Ohio has a strong distracted driving campaign: "Look up, hang up, and go slow for the cone zone." The Ohio Department of Public Safety reports that 80 percent of Americans believe hands-free devices are safer than handheld phones, but the research does not prove that. In addition, the problem of distracted driving is not limited to just cell phones or electronic devices. If you think you are immune from distracted driving, consider the following.
The longstanding belief has been that, the more teenagers stuffed into a car, the higher the risk of that car becoming involved in a car accident. A new survey is challenging this assumption, though, suggesting instead that the presence of other teens in a vehicle can deter the driver from using his or her cell phone and otherwise being distracted while driving

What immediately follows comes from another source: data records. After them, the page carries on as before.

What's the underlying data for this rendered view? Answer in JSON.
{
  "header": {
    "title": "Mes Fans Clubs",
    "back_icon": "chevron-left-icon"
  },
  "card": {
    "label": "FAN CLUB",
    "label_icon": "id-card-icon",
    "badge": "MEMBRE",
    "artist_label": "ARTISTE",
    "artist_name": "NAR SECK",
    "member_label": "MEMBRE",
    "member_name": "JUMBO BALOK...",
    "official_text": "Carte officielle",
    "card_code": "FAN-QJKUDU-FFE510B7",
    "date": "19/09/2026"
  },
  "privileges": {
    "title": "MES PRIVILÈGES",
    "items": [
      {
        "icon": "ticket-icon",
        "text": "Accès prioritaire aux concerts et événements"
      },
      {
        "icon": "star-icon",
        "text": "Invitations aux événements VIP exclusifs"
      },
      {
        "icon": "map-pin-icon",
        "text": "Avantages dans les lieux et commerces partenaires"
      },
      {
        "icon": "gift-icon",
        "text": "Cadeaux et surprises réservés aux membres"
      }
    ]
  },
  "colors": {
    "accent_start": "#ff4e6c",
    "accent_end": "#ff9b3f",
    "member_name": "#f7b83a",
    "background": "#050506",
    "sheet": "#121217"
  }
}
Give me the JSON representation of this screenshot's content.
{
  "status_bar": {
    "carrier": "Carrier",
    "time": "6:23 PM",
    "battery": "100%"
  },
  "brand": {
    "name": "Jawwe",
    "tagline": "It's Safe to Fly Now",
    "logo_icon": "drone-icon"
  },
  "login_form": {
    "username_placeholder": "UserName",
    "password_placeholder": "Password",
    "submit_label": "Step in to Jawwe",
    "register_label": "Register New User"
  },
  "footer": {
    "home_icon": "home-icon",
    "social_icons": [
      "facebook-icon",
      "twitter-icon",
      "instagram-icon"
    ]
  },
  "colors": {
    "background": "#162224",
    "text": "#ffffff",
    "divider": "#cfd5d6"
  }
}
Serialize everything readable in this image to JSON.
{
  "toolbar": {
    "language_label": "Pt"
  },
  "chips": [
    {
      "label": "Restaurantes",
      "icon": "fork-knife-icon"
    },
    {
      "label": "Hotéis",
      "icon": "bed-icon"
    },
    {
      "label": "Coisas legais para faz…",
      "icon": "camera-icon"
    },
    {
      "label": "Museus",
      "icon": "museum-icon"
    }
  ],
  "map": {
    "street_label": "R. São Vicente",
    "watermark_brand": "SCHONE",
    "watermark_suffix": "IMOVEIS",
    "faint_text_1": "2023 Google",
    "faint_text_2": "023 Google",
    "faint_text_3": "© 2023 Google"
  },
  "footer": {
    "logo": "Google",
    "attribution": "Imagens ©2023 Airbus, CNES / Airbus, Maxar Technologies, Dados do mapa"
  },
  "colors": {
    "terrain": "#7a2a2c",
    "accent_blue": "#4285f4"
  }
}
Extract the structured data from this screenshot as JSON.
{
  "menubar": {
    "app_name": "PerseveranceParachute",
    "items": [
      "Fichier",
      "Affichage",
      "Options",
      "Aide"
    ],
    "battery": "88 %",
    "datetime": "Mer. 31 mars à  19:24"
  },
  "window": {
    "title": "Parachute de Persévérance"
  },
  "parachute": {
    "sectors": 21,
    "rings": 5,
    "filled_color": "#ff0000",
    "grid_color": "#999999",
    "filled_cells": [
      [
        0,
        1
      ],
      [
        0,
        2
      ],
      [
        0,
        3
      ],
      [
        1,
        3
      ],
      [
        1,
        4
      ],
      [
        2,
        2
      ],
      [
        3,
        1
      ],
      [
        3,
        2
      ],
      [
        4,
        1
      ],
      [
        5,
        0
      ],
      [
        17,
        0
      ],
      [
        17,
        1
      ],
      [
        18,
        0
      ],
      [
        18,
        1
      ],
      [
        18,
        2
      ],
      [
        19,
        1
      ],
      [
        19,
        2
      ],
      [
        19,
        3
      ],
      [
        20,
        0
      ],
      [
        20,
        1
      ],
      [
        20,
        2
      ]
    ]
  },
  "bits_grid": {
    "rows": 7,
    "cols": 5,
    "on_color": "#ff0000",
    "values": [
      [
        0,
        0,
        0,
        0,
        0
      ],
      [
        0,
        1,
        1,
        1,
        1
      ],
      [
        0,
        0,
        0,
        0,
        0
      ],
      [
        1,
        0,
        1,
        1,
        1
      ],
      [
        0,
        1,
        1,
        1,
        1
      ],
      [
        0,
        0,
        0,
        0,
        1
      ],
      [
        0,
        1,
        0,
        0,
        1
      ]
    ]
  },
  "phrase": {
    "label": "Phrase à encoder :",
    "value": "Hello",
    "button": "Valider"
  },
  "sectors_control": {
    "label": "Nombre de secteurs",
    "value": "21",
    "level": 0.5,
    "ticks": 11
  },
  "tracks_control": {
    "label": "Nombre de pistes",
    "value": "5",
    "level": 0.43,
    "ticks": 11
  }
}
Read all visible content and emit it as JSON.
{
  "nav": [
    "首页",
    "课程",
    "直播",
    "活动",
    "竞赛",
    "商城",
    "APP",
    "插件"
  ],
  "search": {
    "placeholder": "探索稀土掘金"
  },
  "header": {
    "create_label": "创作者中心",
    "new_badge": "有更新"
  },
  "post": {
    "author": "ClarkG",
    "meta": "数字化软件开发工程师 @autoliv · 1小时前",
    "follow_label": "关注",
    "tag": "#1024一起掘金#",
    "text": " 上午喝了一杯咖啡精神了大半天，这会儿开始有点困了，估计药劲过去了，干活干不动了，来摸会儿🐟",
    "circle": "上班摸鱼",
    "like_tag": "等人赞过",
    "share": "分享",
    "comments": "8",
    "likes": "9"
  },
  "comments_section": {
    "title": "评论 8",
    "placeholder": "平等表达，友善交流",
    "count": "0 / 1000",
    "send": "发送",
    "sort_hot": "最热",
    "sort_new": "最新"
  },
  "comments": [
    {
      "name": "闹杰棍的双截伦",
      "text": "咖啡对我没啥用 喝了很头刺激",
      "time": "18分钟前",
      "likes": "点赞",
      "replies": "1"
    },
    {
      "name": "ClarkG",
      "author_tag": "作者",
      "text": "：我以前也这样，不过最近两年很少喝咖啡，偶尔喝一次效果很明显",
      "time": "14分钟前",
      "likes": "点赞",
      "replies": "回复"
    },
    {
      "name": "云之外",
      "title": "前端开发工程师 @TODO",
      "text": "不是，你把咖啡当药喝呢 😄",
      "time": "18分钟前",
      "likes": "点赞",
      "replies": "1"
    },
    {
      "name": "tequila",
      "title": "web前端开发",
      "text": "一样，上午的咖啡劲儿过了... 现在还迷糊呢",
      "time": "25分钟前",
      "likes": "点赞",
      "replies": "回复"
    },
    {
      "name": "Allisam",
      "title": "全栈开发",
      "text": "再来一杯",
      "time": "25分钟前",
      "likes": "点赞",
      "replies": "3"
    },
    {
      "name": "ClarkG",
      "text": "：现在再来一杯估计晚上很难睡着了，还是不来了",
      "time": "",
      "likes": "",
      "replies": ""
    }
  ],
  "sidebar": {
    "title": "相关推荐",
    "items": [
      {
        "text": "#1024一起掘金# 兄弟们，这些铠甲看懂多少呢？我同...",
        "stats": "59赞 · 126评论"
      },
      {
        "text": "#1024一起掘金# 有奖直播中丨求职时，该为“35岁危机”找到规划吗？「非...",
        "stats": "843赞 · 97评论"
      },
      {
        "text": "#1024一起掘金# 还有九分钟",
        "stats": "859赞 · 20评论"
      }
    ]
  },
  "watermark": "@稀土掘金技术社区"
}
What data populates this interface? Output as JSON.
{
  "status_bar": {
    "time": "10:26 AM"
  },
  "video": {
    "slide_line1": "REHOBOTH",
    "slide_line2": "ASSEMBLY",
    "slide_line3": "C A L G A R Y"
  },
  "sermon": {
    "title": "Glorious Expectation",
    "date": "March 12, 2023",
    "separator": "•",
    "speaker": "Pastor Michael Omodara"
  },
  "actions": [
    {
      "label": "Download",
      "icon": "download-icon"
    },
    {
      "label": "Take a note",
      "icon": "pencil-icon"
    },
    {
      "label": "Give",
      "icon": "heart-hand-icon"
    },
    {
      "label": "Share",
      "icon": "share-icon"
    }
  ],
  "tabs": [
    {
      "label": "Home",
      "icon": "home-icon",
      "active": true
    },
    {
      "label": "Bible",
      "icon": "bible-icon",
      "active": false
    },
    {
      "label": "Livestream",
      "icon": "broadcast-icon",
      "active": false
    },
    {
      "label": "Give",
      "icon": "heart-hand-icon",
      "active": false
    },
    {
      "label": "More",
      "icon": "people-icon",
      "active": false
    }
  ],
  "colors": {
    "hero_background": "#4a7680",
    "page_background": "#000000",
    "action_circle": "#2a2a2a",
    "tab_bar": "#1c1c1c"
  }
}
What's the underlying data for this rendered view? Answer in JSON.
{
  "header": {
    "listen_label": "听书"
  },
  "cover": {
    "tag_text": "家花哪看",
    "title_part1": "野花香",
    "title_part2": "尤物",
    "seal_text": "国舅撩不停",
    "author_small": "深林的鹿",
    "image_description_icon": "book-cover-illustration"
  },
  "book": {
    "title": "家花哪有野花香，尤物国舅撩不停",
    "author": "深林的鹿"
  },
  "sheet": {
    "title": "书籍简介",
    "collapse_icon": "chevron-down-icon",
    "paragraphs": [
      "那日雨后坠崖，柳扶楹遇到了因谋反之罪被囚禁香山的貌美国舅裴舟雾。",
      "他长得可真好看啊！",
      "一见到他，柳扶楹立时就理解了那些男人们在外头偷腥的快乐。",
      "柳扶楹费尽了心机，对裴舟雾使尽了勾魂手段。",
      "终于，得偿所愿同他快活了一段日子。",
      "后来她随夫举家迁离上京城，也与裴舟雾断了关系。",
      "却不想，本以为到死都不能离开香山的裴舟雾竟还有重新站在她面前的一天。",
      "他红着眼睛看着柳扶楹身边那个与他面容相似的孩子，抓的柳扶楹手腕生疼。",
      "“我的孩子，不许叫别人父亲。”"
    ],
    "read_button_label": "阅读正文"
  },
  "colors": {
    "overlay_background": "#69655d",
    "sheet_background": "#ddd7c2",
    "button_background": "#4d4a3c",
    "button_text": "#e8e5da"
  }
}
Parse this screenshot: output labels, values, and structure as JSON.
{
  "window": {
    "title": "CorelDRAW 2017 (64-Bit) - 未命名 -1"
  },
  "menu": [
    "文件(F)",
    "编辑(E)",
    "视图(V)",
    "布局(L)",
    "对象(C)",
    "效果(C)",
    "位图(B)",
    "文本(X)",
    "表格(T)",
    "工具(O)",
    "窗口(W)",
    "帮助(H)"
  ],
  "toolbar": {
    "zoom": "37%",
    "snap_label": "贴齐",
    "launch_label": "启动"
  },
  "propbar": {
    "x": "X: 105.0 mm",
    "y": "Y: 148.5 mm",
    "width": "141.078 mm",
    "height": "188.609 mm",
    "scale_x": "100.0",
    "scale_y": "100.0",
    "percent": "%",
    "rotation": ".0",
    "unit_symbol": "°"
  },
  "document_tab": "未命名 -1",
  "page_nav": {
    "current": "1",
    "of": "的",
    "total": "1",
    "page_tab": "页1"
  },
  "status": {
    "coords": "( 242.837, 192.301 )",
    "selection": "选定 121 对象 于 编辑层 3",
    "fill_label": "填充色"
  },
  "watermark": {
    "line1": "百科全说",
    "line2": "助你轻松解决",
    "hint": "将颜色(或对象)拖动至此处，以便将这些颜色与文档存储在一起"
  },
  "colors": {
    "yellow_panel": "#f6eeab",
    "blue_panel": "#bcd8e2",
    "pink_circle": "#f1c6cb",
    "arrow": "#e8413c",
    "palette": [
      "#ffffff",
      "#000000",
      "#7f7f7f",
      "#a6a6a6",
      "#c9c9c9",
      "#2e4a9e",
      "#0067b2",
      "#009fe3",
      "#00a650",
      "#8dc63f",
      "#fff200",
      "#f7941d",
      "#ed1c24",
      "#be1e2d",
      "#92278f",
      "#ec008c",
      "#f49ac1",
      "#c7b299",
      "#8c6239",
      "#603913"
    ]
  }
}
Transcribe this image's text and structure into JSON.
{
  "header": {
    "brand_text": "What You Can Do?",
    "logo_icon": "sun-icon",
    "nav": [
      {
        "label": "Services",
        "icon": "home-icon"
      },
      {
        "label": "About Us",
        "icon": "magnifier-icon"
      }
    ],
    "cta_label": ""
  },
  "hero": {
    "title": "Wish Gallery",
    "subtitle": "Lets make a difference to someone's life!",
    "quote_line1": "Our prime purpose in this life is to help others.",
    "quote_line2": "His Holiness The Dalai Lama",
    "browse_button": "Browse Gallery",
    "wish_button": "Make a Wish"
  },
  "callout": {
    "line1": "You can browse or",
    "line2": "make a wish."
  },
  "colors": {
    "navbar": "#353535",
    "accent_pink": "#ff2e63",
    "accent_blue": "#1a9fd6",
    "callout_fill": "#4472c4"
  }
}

When queried by newspaper reporters following a vehicle crash in a small town in the south central region of Ohio, motorists, tow truck drivers, road construction workers and emergency responders readily stated what is an increasingly prevalent view in Ohio and elsewhere throughout the country: Distracted driving is routinely the direct cause of car accidents, it is ever-present on roadways, and knowing how common it is makes them fearful when they are out on the road.